Two Night Time Routines For Better Sleep

2 Night time routines for better sleep

You’ve made a plan to get to bed well before midnight and organized your bedroom to be a sleep sanctuary, in part three of our Naturopath’s Guide To Better Sleep, it’s time to look closer at how your evening routines may be interfering in setting your body up for sleep success!

Routine #1: Keep Your Screen Time In Check

Do you watch TV before bed? Are you on the computer before bed or in bed? Are you answering those last few emails on your smart phone as you crawl into bed?

Staring at a glowing source of light at night means that your melatonin levels will take a hit and your sleep quality may suffer. Shut off the screens and electronics, at least an hour before bed – eliminate the light and the radiation and allow your body to descend to into drowsiness gradually and naturally.

Night time routines for better sleep

Routine #2: Winding Down Routines

Do you run around all day and all evening then crash into bed just to have your mind continue racing?

When melatonin levels start to rise in the evening, the body should be gradually gearing its physiology towards sleep. Maintaining stimulation hinders that natural sleep progression and contributes to insomnia.

Around 7 or 8 p.m., start slowing down: wrap up work, finish exercising, avoid eating anything, and start turning off unnecessary lights around the house. It’s not only kids that need winding-down routines – we all do.

A small cup of herbal tea, a warm bath, some light reading material, or just a bit of quiet TV before 9 p.m. can help settle down and promote that pleasant drowsiness. Right before bed is a good time to meditate or pray to allow yourself to let go of the day. Happy dreaming!


  • Sara Vartanian says:
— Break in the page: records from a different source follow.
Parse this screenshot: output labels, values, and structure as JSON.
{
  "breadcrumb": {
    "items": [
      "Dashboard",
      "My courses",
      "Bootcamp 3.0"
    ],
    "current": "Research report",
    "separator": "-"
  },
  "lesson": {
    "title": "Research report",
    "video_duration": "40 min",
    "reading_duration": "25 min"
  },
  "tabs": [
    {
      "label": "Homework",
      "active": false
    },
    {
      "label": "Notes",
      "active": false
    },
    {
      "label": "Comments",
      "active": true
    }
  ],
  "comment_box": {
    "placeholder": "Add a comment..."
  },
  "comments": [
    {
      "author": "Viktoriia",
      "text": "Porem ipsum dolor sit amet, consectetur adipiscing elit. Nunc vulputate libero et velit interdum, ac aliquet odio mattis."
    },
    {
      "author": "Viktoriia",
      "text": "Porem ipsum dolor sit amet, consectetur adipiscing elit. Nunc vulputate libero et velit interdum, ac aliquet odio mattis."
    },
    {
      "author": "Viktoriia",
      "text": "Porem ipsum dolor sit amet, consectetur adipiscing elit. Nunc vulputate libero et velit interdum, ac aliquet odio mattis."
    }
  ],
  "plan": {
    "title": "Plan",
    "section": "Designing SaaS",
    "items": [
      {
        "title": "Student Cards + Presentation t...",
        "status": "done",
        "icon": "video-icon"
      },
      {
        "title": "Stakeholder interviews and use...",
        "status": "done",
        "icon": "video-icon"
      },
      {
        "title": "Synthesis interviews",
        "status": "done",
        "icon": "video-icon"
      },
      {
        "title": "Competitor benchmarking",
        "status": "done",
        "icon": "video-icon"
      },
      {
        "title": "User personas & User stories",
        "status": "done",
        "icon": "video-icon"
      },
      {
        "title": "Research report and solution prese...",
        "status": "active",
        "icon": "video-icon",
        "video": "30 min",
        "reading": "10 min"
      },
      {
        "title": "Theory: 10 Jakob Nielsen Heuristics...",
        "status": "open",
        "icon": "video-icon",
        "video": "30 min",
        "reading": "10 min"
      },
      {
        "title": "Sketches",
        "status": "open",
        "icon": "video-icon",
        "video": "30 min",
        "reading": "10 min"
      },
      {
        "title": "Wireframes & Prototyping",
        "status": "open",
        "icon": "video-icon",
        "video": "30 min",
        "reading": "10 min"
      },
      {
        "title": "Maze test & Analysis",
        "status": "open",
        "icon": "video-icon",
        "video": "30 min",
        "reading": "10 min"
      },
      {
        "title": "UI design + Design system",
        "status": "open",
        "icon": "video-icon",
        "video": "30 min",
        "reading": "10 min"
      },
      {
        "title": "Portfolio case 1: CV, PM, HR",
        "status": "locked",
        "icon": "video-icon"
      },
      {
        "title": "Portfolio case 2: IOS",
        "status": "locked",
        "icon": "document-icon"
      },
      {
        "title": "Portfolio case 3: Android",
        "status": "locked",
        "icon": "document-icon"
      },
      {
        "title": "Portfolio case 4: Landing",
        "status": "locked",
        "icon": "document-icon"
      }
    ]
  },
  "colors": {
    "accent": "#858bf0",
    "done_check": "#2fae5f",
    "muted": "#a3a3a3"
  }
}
    Number one is tough! I’ve gotten into the habit of reading on my smartphone since I was up nights with my baby. I have switched it to be less bright. In the age of people reading via electronics do you think this impacts the body’s ability to prepare for rest properly?

    • Jenny Yukht, ND says:

      Yes, it does. Of course different people have different responses – some more sensitive than others. If you find that it takes a while to fall asleep, it maybe that the late night phone work is either over-stimulating, or interfering with good melatonin production, or both. If you sleep great regardless of the phone,then you’re likely not very sensitive to it. However, I would encourage you to avoid it anyway, so as to clearly delianate work from rest and thereby help reduce stress 🙂